During the public comment portion of the meeting, numerous residents spoke.

“I’m here before you because we were effected by the flood,” Rock Springs Resident Aaron Fullmer said.

Fullmer, who lives on Santa Cruz Drive, said the drainage ditch behind his home hasn’t been maintained and this isn’t the first time he’s had problems with flooding.

Many residents echoed what Fullmer said about their homes receiving water damage at least two or three times prior to this “catastrophic” flooding.

Fullmer said there are people who have $30,000 to $40,000 worth of damage to their homes and they don’t know how they are going to pay for it.

Jesse Sloan, who lives on Thunder Gulch Lane, said his family was out of town when the flooding happened and if it wouldn’t have been for volunteers pumping out 28,000 gallons of water out of their basement, the damages could have been even worse.

Sloan said they have experienced flooding in their home at least three other times, but not to this extent. This time, 6 feet of water was in his basement, which was the family’s main living area.

Devon Sloan, Jesse’s wife, said something needs to be done about the drainage problems so every time there’s a dark cloud out they won’t worry about their house flooding again.

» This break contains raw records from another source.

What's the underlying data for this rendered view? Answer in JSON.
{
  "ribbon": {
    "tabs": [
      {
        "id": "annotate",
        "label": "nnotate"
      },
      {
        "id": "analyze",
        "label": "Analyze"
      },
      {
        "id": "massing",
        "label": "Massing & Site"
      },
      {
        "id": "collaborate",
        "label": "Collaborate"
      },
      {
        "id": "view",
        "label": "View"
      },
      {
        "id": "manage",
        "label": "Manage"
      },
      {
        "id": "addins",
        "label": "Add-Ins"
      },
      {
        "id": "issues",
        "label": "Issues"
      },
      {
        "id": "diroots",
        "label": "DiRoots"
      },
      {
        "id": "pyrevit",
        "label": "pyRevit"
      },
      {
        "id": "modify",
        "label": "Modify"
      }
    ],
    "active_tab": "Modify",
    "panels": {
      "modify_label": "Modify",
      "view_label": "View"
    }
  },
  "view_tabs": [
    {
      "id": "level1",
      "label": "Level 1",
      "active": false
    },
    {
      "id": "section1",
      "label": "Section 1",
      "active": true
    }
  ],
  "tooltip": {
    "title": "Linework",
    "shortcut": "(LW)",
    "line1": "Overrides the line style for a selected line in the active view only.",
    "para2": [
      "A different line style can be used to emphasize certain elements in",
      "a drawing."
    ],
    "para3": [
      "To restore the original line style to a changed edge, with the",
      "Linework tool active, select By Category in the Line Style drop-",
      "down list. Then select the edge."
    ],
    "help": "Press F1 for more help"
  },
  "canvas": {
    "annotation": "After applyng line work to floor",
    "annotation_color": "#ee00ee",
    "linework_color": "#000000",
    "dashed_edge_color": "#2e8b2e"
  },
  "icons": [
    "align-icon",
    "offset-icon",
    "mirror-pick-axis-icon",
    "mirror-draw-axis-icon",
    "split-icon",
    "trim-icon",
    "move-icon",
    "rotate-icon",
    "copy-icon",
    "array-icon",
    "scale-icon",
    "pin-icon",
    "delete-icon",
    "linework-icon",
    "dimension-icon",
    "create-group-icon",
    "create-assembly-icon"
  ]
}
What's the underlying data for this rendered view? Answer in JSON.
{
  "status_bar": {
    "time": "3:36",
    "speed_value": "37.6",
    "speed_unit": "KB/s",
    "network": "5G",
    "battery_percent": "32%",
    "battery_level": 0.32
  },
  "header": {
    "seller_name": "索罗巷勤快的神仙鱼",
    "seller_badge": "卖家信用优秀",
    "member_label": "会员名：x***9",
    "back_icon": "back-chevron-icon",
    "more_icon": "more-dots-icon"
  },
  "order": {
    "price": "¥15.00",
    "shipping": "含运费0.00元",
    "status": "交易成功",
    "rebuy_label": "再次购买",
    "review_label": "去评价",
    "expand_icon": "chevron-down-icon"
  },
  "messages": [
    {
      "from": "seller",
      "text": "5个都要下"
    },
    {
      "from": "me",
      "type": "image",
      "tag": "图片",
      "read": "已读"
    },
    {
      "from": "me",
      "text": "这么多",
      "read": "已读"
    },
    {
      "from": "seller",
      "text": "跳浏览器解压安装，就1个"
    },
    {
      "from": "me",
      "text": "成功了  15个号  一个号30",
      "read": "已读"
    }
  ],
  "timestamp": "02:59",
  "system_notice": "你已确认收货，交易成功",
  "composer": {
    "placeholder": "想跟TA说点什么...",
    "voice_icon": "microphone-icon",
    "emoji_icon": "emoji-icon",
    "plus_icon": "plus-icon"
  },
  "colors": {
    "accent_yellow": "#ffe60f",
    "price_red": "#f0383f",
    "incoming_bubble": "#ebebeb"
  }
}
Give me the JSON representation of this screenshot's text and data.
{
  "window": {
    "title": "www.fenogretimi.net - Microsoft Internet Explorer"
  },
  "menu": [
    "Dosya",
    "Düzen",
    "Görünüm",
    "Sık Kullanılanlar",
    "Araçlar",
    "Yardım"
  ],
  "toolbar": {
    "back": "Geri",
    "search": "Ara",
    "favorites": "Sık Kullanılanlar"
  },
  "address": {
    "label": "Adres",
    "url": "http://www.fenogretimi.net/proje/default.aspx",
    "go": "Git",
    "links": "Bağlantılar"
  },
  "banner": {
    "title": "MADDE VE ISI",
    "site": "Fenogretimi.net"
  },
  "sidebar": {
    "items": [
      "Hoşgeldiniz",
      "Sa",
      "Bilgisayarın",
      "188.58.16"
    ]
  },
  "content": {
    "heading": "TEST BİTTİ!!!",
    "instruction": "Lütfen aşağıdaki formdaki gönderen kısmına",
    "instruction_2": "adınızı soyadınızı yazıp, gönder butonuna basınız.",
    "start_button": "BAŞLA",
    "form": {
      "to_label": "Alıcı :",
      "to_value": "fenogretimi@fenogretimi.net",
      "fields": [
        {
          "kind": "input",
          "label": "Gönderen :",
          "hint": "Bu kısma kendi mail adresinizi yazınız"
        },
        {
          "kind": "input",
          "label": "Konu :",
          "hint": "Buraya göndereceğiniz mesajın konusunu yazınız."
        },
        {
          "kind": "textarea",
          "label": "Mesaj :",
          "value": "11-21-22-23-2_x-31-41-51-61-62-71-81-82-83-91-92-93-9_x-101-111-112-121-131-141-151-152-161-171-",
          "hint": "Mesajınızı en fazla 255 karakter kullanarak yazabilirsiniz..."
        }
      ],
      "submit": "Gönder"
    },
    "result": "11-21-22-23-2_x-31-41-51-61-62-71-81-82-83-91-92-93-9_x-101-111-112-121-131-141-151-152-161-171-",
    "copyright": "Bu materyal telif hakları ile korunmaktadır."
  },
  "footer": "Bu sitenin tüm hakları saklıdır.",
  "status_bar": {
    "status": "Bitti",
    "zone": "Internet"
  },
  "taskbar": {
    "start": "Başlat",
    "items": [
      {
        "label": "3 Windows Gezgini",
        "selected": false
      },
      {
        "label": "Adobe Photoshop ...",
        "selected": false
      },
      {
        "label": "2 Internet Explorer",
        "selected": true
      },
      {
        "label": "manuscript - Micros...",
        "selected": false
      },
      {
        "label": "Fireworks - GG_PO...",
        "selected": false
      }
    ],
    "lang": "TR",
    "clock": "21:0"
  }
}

“We can’t worry every time there’s precipitation,” Jesse Sloan said.

Kali Harrell, who lives on Applewood Drive, said the detention pond didn’t work and that’s was caused the flooding. She said her entire basement is a complete loss and she’s lost a lot of belongings. What scared her most was how the windows blew out as the water rushed against her home.

“I just wanted to share my story and ask for help,” Harrell said.

As story after story was told, the Council listened and looked at photos residents provided them. All agreed they need to start moving forward with a plan on how to try and prevent this from happening again and find resources to help them.

With the discussion taking over an hour, there’s definitely more to this story. So, watch for a follow up story tomorrow.